======== INFORMATION SHOWN
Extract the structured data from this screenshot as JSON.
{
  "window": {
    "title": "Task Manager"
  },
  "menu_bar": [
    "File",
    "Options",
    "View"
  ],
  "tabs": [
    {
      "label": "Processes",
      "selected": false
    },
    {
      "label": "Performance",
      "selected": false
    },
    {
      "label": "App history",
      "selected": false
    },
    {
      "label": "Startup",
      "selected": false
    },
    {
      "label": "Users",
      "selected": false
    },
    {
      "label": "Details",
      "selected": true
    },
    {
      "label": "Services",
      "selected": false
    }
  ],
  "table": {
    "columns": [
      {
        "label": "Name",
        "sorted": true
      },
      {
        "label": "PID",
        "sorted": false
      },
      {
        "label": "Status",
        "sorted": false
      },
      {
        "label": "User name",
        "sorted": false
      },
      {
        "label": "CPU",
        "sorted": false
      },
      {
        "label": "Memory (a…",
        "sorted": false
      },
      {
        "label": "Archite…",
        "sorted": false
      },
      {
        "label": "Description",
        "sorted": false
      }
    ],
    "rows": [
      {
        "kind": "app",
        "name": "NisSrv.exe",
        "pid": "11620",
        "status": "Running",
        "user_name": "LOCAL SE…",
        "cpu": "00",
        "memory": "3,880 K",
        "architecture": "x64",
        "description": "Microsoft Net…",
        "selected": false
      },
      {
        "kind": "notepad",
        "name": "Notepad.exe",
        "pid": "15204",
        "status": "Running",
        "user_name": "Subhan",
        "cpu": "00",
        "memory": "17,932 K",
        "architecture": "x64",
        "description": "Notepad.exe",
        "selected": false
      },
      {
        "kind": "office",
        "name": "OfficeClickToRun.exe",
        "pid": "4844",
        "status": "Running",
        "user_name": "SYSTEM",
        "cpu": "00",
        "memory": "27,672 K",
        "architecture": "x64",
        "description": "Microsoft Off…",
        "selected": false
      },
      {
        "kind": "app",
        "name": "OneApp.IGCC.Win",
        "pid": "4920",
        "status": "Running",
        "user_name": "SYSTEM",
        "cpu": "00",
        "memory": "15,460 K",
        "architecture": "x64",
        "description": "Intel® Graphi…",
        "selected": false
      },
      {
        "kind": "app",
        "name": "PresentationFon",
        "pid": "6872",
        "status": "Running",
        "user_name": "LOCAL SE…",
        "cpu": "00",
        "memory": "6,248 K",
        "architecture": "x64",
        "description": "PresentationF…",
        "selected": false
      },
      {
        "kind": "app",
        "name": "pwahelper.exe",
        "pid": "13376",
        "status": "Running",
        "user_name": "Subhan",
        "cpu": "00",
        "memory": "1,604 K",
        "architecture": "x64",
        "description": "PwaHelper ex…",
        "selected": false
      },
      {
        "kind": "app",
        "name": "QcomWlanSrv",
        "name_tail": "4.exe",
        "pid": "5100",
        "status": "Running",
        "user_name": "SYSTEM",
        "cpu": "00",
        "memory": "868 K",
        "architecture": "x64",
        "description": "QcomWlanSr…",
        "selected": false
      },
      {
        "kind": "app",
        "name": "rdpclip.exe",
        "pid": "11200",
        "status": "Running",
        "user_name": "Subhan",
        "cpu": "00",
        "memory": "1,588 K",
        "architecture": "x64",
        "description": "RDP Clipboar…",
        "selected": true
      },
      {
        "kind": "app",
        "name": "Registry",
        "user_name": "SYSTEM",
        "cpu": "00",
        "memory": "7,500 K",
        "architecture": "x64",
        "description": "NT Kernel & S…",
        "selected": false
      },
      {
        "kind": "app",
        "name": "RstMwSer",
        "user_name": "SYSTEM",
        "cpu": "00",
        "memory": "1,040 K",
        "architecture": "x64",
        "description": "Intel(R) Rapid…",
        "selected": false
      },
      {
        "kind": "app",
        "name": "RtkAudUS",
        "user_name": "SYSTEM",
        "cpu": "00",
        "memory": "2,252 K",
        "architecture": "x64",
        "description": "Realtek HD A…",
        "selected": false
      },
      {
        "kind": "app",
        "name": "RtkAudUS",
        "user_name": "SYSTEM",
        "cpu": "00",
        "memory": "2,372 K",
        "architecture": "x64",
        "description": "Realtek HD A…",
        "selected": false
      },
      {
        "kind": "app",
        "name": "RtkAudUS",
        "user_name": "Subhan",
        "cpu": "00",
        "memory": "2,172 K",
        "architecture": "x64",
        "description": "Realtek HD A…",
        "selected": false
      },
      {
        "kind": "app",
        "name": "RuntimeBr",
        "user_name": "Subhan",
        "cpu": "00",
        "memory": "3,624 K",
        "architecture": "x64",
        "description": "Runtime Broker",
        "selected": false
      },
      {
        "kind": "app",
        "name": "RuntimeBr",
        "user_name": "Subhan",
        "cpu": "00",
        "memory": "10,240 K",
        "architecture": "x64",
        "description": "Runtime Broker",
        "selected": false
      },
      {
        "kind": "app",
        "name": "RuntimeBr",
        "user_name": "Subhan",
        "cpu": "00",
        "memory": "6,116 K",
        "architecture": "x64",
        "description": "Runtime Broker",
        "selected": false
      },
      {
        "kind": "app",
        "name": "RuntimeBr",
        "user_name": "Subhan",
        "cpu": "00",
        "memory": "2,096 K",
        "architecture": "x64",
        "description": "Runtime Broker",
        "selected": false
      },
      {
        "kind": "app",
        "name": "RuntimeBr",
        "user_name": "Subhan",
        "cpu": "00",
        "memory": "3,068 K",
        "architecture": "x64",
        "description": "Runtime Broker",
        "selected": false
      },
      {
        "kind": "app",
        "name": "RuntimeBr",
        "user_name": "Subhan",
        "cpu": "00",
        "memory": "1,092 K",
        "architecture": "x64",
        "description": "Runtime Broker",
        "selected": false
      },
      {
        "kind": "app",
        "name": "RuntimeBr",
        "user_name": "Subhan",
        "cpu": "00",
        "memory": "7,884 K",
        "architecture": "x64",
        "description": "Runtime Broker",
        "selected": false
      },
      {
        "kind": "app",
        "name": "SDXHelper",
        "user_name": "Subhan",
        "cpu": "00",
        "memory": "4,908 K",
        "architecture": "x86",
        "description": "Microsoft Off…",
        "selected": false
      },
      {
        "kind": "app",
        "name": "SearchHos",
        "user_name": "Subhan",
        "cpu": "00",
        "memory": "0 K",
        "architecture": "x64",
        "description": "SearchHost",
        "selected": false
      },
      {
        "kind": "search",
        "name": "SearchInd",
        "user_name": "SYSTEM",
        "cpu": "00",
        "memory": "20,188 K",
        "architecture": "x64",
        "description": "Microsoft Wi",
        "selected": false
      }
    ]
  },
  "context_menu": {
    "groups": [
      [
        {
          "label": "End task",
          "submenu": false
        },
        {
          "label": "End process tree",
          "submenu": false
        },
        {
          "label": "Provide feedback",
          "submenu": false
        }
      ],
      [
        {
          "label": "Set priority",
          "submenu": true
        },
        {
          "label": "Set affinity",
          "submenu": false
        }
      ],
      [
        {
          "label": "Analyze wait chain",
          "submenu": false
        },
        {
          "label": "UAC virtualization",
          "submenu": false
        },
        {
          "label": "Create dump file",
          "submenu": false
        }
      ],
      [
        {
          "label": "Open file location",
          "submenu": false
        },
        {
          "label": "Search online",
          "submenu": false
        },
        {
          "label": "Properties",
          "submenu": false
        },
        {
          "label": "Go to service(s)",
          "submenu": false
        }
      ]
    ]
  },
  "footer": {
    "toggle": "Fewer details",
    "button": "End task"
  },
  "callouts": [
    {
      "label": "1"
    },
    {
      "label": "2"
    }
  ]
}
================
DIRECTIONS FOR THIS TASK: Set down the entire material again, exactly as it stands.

EXERCISE RESPONSE:
Extract the structured data from this screenshot as JSON.
{
  "window": {
    "title": "Task Manager"
  },
  "menu_bar": [
    "File",
    "Options",
    "View"
  ],
  "tabs": [
    {
      "label": "Processes",
      "selected": false
    },
    {
      "label": "Performance",
      "selected": false
    },
    {
      "label": "App history",
      "selected": false
    },
    {
      "label": "Startup",
      "selected": false
    },
    {
      "label": "Users",
      "selected": false
    },
    {
      "label": "Details",
      "selected": true
    },
    {
      "label": "Services",
      "selected": false
    }
  ],
  "table": {
    "columns": [
      {
        "label": "Name",
        "sorted": true
      },
      {
        "label": "PID",
        "sorted": false
      },
      {
        "label": "Status",
        "sorted": false
      },
      {
        "label": "User name",
        "sorted": false
      },
      {
        "label": "CPU",
        "sorted": false
      },
      {
        "label": "Memory (a…",
        "sorted": false
      },
      {
        "label": "Archite…",
        "sorted": false
      },
      {
        "label": "Description",
        "sorted": false
      }
    ],
    "rows": [
      {
        "kind": "app",
        "name": "NisSrv.exe",
        "pid": "11620",
        "status": "Running",
        "user_name": "LOCAL SE…",
        "cpu": "00",
        "memory": "3,880 K",
        "architecture": "x64",
        "description": "Microsoft Net…",
        "selected": false
      },
      {
        "kind": "notepad",
        "name": "Notepad.exe",
        "pid": "15204",
        "status": "Running",
        "user_name": "Subhan",
        "cpu": "00",
        "memory": "17,932 K",
        "architecture": "x64",
        "description": "Notepad.exe",
        "selected": false
      },
      {
        "kind": "office",
        "name": "OfficeClickToRun.exe",
        "pid": "4844",
        "status": "Running",
        "user_name": "SYSTEM",
        "cpu": "00",
        "memory": "27,672 K",
        "architecture": "x64",
        "description": "Microsoft Off…",
        "selected": false
      },
      {
        "kind": "app",
        "name": "OneApp.IGCC.Win",
        "pid": "4920",
        "status": "Running",
        "user_name": "SYSTEM",
        "cpu": "00",
        "memory": "15,460 K",
        "architecture": "x64",
        "description": "Intel® Graphi…",
        "selected": false
      },
      {
        "kind": "app",
        "name": "PresentationFon",
        "pid": "6872",
        "status": "Running",
        "user_name": "LOCAL SE…",
        "cpu": "00",
        "memory": "6,248 K",
        "architecture": "x64",
        "description": "PresentationF…",
        "selected": false
      },
      {
        "kind": "app",
        "name": "pwahelper.exe",
        "pid": "13376",
        "status": "Running",
        "user_name": "Subhan",
        "cpu": "00",
        "memory": "1,604 K",
        "architecture": "x64",
        "description": "PwaHelper ex…",
        "selected": false
      },
      {
        "kind": "app",
        "name": "QcomWlanSrv",
        "name_tail": "4.exe",
        "pid": "5100",
        "status": "Running",
        "user_name": "SYSTEM",
        "cpu": "00",
        "memory": "868 K",
        "architecture": "x64",
        "description": "QcomWlanSr…",
        "selected": false
      },
      {
        "kind": "app",
        "name": "rdpclip.exe",
        "pid": "11200",
        "status": "Running",
        "user_name": "Subhan",
        "cpu": "00",
        "memory": "1,588 K",
        "architecture": "x64",
        "description": "RDP Clipboar…",
        "selected": true
      },
      {
        "kind": "app",
        "name": "Registry",
        "user_name": "SYSTEM",
        "cpu": "00",
        "memory": "7,500 K",
        "architecture": "x64",
        "description": "NT Kernel & S…",
        "selected": false
      },
      {
        "kind": "app",
        "name": "RstMwSer",
        "user_name": "SYSTEM",
        "cpu": "00",
        "memory": "1,040 K",
        "architecture": "x64",
        "description": "Intel(R) Rapid…",
        "selected": false
      },
      {
        "kind": "app",
        "name": "RtkAudUS",
        "user_name": "SYSTEM",
        "cpu": "00",
        "memory": "2,252 K",
        "architecture": "x64",
        "description": "Realtek HD A…",
        "selected": false
      },
      {
        "kind": "app",
        "name": "RtkAudUS",
        "user_name": "SYSTEM",
        "cpu": "00",
        "memory": "2,372 K",
        "architecture": "x64",
        "description": "Realtek HD A…",
        "selected": false
      },
      {
        "kind": "app",
        "name": "RtkAudUS",
        "user_name": "Subhan",
        "cpu": "00",
        "memory": "2,172 K",
        "architecture": "x64",
        "description": "Realtek HD A…",
        "selected": false
      },
      {
        "kind": "app",
        "name": "RuntimeBr",
        "user_name": "Subhan",
        "cpu": "00",
        "memory": "3,624 K",
        "architecture": "x64",
        "description": "Runtime Broker",
        "selected": false
      },
      {
        "kind": "app",
        "name": "RuntimeBr",
        "user_name": "Subhan",
        "cpu": "00",
        "memory": "10,240 K",
        "architecture": "x64",
        "description": "Runtime Broker",
        "selected": false
      },
      {
        "kind": "app",
        "name": "RuntimeBr",
        "user_name": "Subhan",
        "cpu": "00",
        "memory": "6,116 K",
        "architecture": "x64",
        "description": "Runtime Broker",
        "selected": false
      },
      {
        "kind": "app",
        "name": "RuntimeBr",
        "user_name": "Subhan",
        "cpu": "00",
        "memory": "2,096 K",
        "architecture": "x64",
        "description": "Runtime Broker",
        "selected": false
      },
      {
        "kind": "app",
        "name": "RuntimeBr",
        "user_name": "Subhan",
        "cpu": "00",
        "memory": "3,068 K",
        "architecture": "x64",
        "description": "Runtime Broker",
        "selected": false
      },
      {
        "kind": "app",
        "name": "RuntimeBr",
        "user_name": "Subhan",
        "cpu": "00",
        "memory": "1,092 K",
        "architecture": "x64",
        "description": "Runtime Broker",
        "selected": false
      },
      {
        "kind": "app",
        "name": "RuntimeBr",
        "user_name": "Subhan",
        "cpu": "00",
        "memory": "7,884 K",
        "architecture": "x64",
        "description": "Runtime Broker",
        "selected": false
      },
      {
        "kind": "app",
        "name": "SDXHelper",
        "user_name": "Subhan",
        "cpu": "00",
        "memory": "4,908 K",
        "architecture": "x86",
        "description": "Microsoft Off…",
        "selected": false
      },
      {
        "kind": "app",
        "name": "SearchHos",
        "user_name": "Subhan",
        "cpu": "00",
        "memory": "0 K",
        "architecture": "x64",
        "description": "SearchHost",
        "selected": false
      },
      {
        "kind": "search",
        "name": "SearchInd",
        "user_name": "SYSTEM",
        "cpu": "00",
        "memory": "20,188 K",
        "architecture": "x64",
        "description": "Microsoft Wi",
        "selected": false
      }
    ]
  },
  "context_menu": {
    "groups": [
      [
        {
          "label": "End task",
          "submenu": false
        },
        {
          "label": "End process tree",
          "submenu": false
        },
        {
          "label": "Provide feedback",
          "submenu": false
        }
      ],
      [
        {
          "label": "Set priority",
          "submenu": true
        },
        {
          "label": "Set affinity",
          "submenu": false
        }
      ],
      [
        {
          "label": "Analyze wait chain",
          "submenu": false
        },
        {
          "label": "UAC virtualization",
          "submenu": false
        },
        {
          "label": "Create dump file",
          "submenu": false
        }
      ],
      [
        {
          "label": "Open file location",
          "submenu": false
        },
        {
          "label": "Search online",
          "submenu": false
        },
        {
          "label": "Properties",
          "submenu": false
        },
        {
          "label": "Go to service(s)",
          "submenu": false
        }
      ]
    ]
  },
  "footer": {
    "toggle": "Fewer details",
    "button": "End task"
  },
  "callouts": [
    {
      "label": "1"
    },
    {
      "label": "2"
    }
  ]
}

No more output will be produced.